there are three main things that really dictate the sound you get when recording guitars. Unfortunately these things are usually out of your control as the sound engineer.
They are (in order of importance):
- technique of the player
- Guitar used
- Amp and Speaker Cabinet used
Pretty much everything else is minimal. For example, what mic/preamp combo can make a fender strat through a fender twin 2x12 combo amp sound like a Mesa Boogie Triple Rectifier through a rectifier 4x12? Answer... none.
If you are looking for heavier tones, you have to find amps that give you those tones. A line 6 amp (i've recorded them before) is not going to cut it.
Also, you can have an amazing amp and guitar, but if the guitarist isn't that good, the sloppiness of the playing will ruin the tone. It's hard to realize this until you start recording some phenomenal players and you suddenly realize "wait what am I doing different, this sounds amazing." And the only thing different is the player.

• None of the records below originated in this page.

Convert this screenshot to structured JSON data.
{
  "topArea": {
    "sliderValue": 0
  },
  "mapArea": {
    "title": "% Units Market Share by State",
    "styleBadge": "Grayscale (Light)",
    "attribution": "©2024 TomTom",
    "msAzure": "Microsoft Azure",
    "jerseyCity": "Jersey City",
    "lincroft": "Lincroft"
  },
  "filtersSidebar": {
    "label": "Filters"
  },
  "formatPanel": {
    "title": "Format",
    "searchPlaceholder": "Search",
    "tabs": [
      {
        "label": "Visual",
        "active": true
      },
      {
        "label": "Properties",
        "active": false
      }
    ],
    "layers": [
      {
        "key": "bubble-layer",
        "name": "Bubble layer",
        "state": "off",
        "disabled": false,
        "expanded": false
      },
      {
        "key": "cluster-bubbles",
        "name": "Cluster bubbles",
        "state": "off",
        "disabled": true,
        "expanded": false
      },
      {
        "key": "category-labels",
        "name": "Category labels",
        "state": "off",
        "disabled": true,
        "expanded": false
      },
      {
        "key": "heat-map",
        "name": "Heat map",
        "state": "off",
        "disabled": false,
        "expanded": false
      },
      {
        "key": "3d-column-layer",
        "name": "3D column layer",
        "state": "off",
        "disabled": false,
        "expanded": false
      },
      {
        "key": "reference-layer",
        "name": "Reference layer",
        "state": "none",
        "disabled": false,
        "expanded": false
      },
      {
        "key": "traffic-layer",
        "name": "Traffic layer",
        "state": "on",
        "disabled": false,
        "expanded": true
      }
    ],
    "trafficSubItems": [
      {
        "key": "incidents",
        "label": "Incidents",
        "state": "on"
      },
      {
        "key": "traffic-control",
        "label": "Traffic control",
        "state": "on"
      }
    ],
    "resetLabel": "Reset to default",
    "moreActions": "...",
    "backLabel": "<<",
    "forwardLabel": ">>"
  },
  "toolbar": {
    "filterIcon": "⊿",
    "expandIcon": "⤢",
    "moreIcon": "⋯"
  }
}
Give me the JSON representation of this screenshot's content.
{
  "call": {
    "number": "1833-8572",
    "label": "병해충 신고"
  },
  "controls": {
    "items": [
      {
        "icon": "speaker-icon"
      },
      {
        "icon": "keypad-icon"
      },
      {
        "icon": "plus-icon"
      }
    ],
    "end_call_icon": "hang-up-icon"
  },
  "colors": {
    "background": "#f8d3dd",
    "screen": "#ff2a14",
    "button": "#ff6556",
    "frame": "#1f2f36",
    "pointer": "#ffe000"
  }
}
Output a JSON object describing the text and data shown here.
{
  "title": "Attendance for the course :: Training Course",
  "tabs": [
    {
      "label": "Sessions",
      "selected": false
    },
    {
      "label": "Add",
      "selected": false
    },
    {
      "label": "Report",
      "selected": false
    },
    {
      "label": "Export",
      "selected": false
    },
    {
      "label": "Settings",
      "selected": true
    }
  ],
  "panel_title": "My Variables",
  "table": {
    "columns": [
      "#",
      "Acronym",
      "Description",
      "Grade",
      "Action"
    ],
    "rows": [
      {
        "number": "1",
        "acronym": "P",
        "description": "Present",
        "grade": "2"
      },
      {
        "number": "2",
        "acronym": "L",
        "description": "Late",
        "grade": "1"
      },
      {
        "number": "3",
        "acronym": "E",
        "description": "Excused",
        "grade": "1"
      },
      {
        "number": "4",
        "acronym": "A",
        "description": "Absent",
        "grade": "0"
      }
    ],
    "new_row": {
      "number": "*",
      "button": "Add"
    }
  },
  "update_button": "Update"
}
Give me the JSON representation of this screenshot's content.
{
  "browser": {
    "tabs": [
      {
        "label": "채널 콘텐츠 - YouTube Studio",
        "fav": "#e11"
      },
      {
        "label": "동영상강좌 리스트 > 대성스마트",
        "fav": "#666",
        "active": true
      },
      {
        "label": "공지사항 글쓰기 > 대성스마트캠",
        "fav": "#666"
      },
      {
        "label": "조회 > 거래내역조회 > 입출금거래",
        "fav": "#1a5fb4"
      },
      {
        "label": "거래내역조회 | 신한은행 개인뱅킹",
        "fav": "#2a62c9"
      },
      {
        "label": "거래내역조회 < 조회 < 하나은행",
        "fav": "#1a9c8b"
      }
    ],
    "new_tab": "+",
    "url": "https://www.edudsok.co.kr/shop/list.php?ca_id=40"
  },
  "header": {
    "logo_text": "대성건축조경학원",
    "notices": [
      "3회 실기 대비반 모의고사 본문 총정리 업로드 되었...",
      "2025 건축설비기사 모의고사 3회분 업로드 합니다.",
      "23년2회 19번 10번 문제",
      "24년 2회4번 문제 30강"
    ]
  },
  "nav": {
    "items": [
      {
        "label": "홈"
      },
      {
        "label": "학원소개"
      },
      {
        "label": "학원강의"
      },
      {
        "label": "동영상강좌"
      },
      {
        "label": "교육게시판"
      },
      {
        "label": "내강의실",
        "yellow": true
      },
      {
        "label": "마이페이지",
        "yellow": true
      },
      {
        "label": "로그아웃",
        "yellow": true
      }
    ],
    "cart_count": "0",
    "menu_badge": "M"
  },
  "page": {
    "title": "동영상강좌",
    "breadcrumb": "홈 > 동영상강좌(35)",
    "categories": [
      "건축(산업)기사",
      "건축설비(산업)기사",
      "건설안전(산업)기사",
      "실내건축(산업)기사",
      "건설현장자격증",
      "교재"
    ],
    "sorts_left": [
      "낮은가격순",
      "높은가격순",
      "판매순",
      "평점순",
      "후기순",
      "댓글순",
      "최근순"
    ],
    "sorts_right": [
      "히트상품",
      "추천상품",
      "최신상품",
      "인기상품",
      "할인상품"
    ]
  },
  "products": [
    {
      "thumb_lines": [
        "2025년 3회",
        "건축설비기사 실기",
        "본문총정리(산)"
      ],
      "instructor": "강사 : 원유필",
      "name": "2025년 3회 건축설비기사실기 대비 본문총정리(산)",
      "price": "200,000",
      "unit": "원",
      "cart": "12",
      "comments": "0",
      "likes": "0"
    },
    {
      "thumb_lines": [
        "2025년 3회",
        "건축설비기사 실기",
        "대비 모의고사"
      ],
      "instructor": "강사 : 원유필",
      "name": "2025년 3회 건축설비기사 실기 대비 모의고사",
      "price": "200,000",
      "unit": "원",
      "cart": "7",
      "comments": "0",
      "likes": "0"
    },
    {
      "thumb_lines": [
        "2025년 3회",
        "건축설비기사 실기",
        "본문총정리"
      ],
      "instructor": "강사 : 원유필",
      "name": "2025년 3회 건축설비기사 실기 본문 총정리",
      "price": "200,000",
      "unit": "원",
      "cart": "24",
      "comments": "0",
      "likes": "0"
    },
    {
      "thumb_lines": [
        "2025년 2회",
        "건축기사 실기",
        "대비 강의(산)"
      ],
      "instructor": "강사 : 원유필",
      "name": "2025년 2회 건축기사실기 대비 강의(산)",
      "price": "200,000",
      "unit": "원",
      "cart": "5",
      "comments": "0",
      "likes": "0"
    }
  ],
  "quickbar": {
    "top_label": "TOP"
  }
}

Even when recording direct with something like bass the player makes a huge difference in the tone.
Anyway... once you get those things in check... then a lot of these other suggestions people are making will help. One big one, turn the gain down a little more than you would think. When double/quad tracking guitars, if you set the distortion where you like it for ONE guitar pass, by the time you stack it and combine them all, it will be mush. Dialing back the gain/distortion a little from where you like it, then do your passes, yields the best results most of the time...
multiple mics are also usually a good choice. You have to make sure they are all phase aligned. Do do this, make sure they are all the EXACT same distance from the cabinet. When you combine them and blend them, you get a thicker, beefier sound. Using different mics to highlight different characteristics can be a good choice. Use a kick drum mic or ribbon mic to capture the low mids and bass, and a 57 or MD421 to capture the mids and high mids. Something like a U87 or any vocal condensor mic will get a lot of the top end that the other mics dont. blend to taste.
Also realize that treble comes from the center of a speaker cone, bass comes from the edge. Moving a mic closer to the center of the cone makes it brighter, moving it closer to the edge makes it darker. using a kick drum mic for bottom end works better when placed on the outer edge of the speaker cone than dead center, for example...
speaker cones are not uniform in freq response until you get out PAST the distance equal to the diameter (a 12" speaker would be 12" out... and so on). That means, as you move the mic around in front of the speaker within that distance three dimensionally (in, out, up, down, left, right), you'll find pockets of accentuated mids, pockets of highs, pockets of lows, etc. all sorts of phase shifting and phase interference is going on in front of the speaker causing all kinds of comb filtering. some of that comb filtering can be pleasing tones, others can be unpleasant. Moving the mic 1" in any direction (including in and out) can dramatically change the sound you are getting. so experiment...